===== Listed entries =====
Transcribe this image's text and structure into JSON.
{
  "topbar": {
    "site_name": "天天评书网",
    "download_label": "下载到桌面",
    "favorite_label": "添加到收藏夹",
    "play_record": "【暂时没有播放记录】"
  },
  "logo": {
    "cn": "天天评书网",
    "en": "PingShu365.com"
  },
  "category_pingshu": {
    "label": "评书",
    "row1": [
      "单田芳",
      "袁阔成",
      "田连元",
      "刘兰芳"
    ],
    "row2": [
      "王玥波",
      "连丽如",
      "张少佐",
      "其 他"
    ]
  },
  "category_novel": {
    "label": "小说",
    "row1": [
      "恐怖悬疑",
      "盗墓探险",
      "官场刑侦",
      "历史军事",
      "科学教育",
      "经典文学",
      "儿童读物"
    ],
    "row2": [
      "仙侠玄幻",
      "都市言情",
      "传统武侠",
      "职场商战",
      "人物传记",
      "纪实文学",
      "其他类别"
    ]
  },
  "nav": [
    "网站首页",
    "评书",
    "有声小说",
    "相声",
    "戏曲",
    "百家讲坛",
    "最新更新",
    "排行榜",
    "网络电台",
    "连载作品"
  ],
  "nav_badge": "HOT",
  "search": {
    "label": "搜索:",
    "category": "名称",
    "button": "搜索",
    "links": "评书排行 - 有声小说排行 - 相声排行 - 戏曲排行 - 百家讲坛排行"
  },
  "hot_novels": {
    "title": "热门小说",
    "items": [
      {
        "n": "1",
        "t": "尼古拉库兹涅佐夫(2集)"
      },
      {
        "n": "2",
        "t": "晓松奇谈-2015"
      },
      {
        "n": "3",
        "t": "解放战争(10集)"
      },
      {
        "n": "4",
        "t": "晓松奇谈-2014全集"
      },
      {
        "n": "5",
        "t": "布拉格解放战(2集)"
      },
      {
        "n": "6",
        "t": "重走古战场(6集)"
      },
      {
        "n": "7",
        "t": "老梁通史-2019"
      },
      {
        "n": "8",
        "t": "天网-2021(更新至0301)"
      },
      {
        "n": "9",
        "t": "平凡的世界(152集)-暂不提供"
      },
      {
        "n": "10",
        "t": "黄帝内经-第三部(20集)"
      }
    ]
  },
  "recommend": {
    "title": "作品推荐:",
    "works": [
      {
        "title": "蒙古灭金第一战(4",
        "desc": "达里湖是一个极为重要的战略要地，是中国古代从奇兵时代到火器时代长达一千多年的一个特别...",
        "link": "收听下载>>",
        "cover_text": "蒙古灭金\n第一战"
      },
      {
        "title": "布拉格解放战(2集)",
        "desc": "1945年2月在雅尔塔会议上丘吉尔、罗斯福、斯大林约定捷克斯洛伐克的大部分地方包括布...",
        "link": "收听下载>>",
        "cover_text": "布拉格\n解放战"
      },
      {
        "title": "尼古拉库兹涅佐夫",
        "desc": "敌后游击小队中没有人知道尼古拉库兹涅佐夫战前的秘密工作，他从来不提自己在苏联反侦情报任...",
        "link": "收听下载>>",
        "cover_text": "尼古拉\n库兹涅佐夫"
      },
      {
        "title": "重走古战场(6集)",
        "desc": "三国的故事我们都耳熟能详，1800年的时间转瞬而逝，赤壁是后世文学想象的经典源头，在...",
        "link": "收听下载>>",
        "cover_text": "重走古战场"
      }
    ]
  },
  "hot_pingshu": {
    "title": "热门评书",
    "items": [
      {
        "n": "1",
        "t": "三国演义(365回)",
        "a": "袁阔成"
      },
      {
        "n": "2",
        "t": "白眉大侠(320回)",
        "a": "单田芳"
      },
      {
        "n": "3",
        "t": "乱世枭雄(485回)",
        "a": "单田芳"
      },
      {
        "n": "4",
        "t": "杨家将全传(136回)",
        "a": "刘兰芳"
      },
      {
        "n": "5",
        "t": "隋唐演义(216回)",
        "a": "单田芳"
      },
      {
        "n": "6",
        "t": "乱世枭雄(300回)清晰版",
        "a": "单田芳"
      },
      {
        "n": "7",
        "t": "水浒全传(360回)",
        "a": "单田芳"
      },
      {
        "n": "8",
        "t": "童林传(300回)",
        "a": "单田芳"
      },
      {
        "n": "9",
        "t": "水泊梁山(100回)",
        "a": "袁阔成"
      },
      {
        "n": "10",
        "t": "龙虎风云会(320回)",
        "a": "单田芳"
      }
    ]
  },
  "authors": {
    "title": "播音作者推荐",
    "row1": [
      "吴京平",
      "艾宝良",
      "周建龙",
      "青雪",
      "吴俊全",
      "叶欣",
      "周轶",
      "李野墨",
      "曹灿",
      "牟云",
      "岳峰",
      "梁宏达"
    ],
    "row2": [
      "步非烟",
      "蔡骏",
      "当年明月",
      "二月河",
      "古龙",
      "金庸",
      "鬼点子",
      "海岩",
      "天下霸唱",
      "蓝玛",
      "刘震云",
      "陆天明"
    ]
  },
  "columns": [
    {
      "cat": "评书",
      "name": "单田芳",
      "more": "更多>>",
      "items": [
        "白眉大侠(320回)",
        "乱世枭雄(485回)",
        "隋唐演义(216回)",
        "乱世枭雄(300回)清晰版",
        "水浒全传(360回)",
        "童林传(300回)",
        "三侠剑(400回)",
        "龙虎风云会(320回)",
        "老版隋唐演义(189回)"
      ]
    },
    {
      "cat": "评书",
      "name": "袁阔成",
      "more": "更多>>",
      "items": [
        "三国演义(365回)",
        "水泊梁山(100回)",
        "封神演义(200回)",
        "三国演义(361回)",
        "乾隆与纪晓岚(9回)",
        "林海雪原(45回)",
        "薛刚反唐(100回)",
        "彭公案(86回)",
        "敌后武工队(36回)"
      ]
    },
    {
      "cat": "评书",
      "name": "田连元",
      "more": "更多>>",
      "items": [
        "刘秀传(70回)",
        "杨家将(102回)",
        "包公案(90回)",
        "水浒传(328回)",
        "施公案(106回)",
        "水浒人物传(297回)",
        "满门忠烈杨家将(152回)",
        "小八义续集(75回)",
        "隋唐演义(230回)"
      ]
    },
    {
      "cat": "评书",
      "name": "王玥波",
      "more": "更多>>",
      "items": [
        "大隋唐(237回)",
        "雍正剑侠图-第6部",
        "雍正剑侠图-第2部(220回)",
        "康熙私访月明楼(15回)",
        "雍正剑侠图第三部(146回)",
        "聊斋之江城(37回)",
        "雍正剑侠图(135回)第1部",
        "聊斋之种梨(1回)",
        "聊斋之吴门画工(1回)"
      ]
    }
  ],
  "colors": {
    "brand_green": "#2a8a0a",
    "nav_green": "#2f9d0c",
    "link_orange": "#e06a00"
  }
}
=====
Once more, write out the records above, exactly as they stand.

Transcribe this image's text and structure into JSON.
{
  "topbar": {
    "site_name": "天天评书网",
    "download_label": "下载到桌面",
    "favorite_label": "添加到收藏夹",
    "play_record": "【暂时没有播放记录】"
  },
  "logo": {
    "cn": "天天评书网",
    "en": "PingShu365.com"
  },
  "category_pingshu": {
    "label": "评书",
    "row1": [
      "单田芳",
      "袁阔成",
      "田连元",
      "刘兰芳"
    ],
    "row2": [
      "王玥波",
      "连丽如",
      "张少佐",
      "其 他"
    ]
  },
  "category_novel": {
    "label": "小说",
    "row1": [
      "恐怖悬疑",
      "盗墓探险",
      "官场刑侦",
      "历史军事",
      "科学教育",
      "经典文学",
      "儿童读物"
    ],
    "row2": [
      "仙侠玄幻",
      "都市言情",
      "传统武侠",
      "职场商战",
      "人物传记",
      "纪实文学",
      "其他类别"
    ]
  },
  "nav": [
    "网站首页",
    "评书",
    "有声小说",
    "相声",
    "戏曲",
    "百家讲坛",
    "最新更新",
    "排行榜",
    "网络电台",
    "连载作品"
  ],
  "nav_badge": "HOT",
  "search": {
    "label": "搜索:",
    "category": "名称",
    "button": "搜索",
    "links": "评书排行 - 有声小说排行 - 相声排行 - 戏曲排行 - 百家讲坛排行"
  },
  "hot_novels": {
    "title": "热门小说",
    "items": [
      {
        "n": "1",
        "t": "尼古拉库兹涅佐夫(2集)"
      },
      {
        "n": "2",
        "t": "晓松奇谈-2015"
      },
      {
        "n": "3",
        "t": "解放战争(10集)"
      },
      {
        "n": "4",
        "t": "晓松奇谈-2014全集"
      },
      {
        "n": "5",
        "t": "布拉格解放战(2集)"
      },
      {
        "n": "6",
        "t": "重走古战场(6集)"
      },
      {
        "n": "7",
        "t": "老梁通史-2019"
      },
      {
        "n": "8",
        "t": "天网-2021(更新至0301)"
      },
      {
        "n": "9",
        "t": "平凡的世界(152集)-暂不提供"
      },
      {
        "n": "10",
        "t": "黄帝内经-第三部(20集)"
      }
    ]
  },
  "recommend": {
    "title": "作品推荐:",
    "works": [
      {
        "title": "蒙古灭金第一战(4",
        "desc": "达里湖是一个极为重要的战略要地，是中国古代从奇兵时代到火器时代长达一千多年的一个特别...",
        "link": "收听下载>>",
        "cover_text": "蒙古灭金\n第一战"
      },
      {
        "title": "布拉格解放战(2集)",
        "desc": "1945年2月在雅尔塔会议上丘吉尔、罗斯福、斯大林约定捷克斯洛伐克的大部分地方包括布...",
        "link": "收听下载>>",
        "cover_text": "布拉格\n解放战"
      },
      {
        "title": "尼古拉库兹涅佐夫",
        "desc": "敌后游击小队中没有人知道尼古拉库兹涅佐夫战前的秘密工作，他从来不提自己在苏联反侦情报任...",
        "link": "收听下载>>",
        "cover_text": "尼古拉\n库兹涅佐夫"
      },
      {
        "title": "重走古战场(6集)",
        "desc": "三国的故事我们都耳熟能详，1800年的时间转瞬而逝，赤壁是后世文学想象的经典源头，在...",
        "link": "收听下载>>",
        "cover_text": "重走古战场"
      }
    ]
  },
  "hot_pingshu": {
    "title": "热门评书",
    "items": [
      {
        "n": "1",
        "t": "三国演义(365回)",
        "a": "袁阔成"
      },
      {
        "n": "2",
        "t": "白眉大侠(320回)",
        "a": "单田芳"
      },
      {
        "n": "3",
        "t": "乱世枭雄(485回)",
        "a": "单田芳"
      },
      {
        "n": "4",
        "t": "杨家将全传(136回)",
        "a": "刘兰芳"
      },
      {
        "n": "5",
        "t": "隋唐演义(216回)",
        "a": "单田芳"
      },
      {
        "n": "6",
        "t": "乱世枭雄(300回)清晰版",
        "a": "单田芳"
      },
      {
        "n": "7",
        "t": "水浒全传(360回)",
        "a": "单田芳"
      },
      {
        "n": "8",
        "t": "童林传(300回)",
        "a": "单田芳"
      },
      {
        "n": "9",
        "t": "水泊梁山(100回)",
        "a": "袁阔成"
      },
      {
        "n": "10",
        "t": "龙虎风云会(320回)",
        "a": "单田芳"
      }
    ]
  },
  "authors": {
    "title": "播音作者推荐",
    "row1": [
      "吴京平",
      "艾宝良",
      "周建龙",
      "青雪",
      "吴俊全",
      "叶欣",
      "周轶",
      "李野墨",
      "曹灿",
      "牟云",
      "岳峰",
      "梁宏达"
    ],
    "row2": [
      "步非烟",
      "蔡骏",
      "当年明月",
      "二月河",
      "古龙",
      "金庸",
      "鬼点子",
      "海岩",
      "天下霸唱",
      "蓝玛",
      "刘震云",
      "陆天明"
    ]
  },
  "columns": [
    {
      "cat": "评书",
      "name": "单田芳",
      "more": "更多>>",
      "items": [
        "白眉大侠(320回)",
        "乱世枭雄(485回)",
        "隋唐演义(216回)",
        "乱世枭雄(300回)清晰版",
        "水浒全传(360回)",
        "童林传(300回)",
        "三侠剑(400回)",
        "龙虎风云会(320回)",
        "老版隋唐演义(189回)"
      ]
    },
    {
      "cat": "评书",
      "name": "袁阔成",
      "more": "更多>>",
      "items": [
        "三国演义(365回)",
        "水泊梁山(100回)",
        "封神演义(200回)",
        "三国演义(361回)",
        "乾隆与纪晓岚(9回)",
        "林海雪原(45回)",
        "薛刚反唐(100回)",
        "彭公案(86回)",
        "敌后武工队(36回)"
      ]
    },
    {
      "cat": "评书",
      "name": "田连元",
      "more": "更多>>",
      "items": [
        "刘秀传(70回)",
        "杨家将(102回)",
        "包公案(90回)",
        "水浒传(328回)",
        "施公案(106回)",
        "水浒人物传(297回)",
        "满门忠烈杨家将(152回)",
        "小八义续集(75回)",
        "隋唐演义(230回)"
      ]
    },
    {
      "cat": "评书",
      "name": "王玥波",
      "more": "更多>>",
      "items": [
        "大隋唐(237回)",
        "雍正剑侠图-第6部",
        "雍正剑侠图-第2部(220回)",
        "康熙私访月明楼(15回)",
        "雍正剑侠图第三部(146回)",
        "聊斋之江城(37回)",
        "雍正剑侠图(135回)第1部",
        "聊斋之种梨(1回)",
        "聊斋之吴门画工(1回)"
      ]
    }
  ],
  "colors": {
    "brand_green": "#2a8a0a",
    "nav_green": "#2f9d0c",
    "link_orange": "#e06a00"
  }
}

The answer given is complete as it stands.